**INSTRUCTIONS TO FOLLOW:**
List each line of the data that holds the string "Validate", please.

**RECORDS TO PROCESS:**

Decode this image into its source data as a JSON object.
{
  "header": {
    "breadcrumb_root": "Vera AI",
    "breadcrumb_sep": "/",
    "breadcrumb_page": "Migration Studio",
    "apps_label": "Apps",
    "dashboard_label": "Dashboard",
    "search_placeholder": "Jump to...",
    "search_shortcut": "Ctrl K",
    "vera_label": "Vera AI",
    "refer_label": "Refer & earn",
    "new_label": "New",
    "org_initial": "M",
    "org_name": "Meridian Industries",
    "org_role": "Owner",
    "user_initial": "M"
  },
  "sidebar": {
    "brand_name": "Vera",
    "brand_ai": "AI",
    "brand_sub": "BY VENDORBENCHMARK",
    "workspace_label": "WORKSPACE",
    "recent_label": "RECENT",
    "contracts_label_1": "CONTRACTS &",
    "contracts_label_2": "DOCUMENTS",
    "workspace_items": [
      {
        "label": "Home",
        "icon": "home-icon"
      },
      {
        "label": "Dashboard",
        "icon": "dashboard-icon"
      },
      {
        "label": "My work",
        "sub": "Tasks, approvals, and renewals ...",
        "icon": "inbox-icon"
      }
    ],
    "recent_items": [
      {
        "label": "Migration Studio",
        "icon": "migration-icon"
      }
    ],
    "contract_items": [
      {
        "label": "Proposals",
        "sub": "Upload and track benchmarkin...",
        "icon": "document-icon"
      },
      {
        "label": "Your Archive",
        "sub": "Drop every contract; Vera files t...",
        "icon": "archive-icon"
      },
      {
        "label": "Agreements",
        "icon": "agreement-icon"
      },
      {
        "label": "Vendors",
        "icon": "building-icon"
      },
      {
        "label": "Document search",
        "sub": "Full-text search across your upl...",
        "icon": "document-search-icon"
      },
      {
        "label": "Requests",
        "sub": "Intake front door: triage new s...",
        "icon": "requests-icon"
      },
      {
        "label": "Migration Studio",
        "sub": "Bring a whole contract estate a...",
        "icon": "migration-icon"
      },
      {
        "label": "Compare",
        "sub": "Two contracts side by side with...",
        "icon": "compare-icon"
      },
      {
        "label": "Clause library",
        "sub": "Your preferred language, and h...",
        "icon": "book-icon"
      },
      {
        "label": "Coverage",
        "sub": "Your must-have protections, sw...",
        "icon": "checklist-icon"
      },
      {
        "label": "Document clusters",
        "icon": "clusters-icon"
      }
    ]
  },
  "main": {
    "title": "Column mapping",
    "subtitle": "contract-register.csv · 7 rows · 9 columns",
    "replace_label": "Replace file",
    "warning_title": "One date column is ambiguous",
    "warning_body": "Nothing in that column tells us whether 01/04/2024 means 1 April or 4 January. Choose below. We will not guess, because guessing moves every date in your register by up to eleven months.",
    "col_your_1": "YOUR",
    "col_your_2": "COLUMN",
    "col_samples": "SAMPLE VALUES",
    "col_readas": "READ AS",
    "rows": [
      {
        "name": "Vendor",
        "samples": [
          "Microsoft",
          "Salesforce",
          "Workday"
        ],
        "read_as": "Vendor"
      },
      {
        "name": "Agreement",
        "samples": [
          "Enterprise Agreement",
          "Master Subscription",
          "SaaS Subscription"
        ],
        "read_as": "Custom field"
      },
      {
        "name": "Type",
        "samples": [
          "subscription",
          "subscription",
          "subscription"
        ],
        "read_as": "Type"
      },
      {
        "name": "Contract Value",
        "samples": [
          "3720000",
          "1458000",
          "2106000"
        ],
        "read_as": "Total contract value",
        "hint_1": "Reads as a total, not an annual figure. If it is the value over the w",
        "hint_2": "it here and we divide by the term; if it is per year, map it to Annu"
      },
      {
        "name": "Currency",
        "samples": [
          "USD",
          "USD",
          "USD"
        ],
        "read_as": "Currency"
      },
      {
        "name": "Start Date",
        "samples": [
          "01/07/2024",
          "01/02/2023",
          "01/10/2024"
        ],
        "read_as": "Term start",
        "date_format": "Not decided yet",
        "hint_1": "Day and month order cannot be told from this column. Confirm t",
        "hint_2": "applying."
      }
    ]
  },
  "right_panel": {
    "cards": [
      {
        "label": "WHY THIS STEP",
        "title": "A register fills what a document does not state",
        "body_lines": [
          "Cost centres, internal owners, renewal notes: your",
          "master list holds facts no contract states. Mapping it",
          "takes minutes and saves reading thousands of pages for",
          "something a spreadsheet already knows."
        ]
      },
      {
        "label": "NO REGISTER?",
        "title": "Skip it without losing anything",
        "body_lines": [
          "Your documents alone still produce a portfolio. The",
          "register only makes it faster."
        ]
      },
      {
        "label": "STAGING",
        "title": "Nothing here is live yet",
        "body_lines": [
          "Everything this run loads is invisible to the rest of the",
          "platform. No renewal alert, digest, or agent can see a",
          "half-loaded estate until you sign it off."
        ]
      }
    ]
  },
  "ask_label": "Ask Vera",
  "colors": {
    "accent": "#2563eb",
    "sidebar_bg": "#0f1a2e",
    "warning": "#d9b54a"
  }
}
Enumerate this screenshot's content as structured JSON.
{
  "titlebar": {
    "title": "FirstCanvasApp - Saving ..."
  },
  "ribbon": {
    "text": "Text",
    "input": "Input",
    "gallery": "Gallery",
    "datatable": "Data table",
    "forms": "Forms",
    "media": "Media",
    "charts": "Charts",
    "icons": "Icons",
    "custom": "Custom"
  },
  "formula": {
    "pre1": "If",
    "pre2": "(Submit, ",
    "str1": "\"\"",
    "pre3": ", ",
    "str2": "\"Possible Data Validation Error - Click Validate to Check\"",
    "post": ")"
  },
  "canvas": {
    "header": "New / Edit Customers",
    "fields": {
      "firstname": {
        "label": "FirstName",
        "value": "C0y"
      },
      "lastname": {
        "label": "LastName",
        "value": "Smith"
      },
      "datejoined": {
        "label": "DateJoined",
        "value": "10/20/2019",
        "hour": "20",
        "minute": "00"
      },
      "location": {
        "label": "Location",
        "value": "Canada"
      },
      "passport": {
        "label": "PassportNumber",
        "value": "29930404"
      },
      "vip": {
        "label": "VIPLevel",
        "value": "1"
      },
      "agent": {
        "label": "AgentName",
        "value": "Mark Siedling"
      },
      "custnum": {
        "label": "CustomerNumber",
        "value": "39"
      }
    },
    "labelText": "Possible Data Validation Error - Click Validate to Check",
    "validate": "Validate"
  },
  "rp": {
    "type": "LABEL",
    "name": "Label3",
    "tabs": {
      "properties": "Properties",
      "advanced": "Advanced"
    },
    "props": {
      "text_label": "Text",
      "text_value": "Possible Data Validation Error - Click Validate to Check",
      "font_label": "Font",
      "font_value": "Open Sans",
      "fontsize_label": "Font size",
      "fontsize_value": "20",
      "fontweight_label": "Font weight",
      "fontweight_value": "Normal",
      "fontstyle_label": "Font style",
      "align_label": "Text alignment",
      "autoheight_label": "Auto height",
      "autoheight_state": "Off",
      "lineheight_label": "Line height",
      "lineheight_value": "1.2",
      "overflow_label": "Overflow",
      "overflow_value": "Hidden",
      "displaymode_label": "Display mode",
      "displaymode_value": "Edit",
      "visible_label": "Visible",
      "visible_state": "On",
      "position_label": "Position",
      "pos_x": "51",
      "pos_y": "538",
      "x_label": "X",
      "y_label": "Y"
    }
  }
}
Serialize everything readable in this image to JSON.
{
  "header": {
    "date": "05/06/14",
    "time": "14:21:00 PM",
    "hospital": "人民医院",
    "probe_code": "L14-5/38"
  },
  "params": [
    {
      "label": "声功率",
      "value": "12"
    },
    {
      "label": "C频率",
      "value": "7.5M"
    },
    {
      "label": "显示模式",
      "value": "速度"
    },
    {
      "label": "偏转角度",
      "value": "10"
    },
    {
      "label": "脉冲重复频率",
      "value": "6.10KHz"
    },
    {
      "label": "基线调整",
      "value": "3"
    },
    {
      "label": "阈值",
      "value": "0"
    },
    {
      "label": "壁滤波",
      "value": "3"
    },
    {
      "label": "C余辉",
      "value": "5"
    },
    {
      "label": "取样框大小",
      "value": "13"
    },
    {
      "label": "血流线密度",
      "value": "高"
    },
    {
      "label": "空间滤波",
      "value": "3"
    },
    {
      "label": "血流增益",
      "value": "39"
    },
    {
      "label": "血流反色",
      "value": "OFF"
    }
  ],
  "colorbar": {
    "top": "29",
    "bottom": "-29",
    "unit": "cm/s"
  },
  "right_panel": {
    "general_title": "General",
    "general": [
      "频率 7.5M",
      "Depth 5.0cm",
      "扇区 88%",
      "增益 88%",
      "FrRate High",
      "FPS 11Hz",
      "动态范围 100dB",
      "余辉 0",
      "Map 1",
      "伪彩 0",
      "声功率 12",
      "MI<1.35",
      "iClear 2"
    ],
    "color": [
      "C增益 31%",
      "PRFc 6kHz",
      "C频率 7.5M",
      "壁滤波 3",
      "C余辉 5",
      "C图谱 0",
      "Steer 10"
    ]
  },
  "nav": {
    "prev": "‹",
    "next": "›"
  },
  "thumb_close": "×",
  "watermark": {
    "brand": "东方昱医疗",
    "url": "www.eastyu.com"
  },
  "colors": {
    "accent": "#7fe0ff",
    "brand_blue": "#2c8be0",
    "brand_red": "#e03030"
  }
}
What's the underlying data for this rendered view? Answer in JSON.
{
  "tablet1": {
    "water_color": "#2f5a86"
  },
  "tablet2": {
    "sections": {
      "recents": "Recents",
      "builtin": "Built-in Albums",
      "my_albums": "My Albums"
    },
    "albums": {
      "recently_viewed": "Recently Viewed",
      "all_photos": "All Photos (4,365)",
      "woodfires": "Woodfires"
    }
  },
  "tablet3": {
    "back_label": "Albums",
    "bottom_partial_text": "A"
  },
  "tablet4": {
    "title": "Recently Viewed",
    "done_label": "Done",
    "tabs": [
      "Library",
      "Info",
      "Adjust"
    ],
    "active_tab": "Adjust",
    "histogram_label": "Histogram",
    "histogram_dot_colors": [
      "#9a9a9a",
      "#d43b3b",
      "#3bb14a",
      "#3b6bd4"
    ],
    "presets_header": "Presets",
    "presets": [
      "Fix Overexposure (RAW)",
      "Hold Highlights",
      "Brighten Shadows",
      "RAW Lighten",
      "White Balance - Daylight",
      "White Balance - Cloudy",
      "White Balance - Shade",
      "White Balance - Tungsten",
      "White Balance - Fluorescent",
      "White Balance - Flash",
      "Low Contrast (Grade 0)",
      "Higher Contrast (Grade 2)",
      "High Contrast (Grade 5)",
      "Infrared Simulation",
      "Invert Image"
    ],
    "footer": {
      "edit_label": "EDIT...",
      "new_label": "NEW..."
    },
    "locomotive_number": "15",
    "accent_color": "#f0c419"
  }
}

**REPLY:**
    "str2": "\"Possible Data Validation Error - Click Validate to Check\"",
    "labelText": "Possible Data Validation Error - Click Validate to Check",
    "validate": "Validate"
      "text_value": "Possible Data Validation Error - Click Validate to Check",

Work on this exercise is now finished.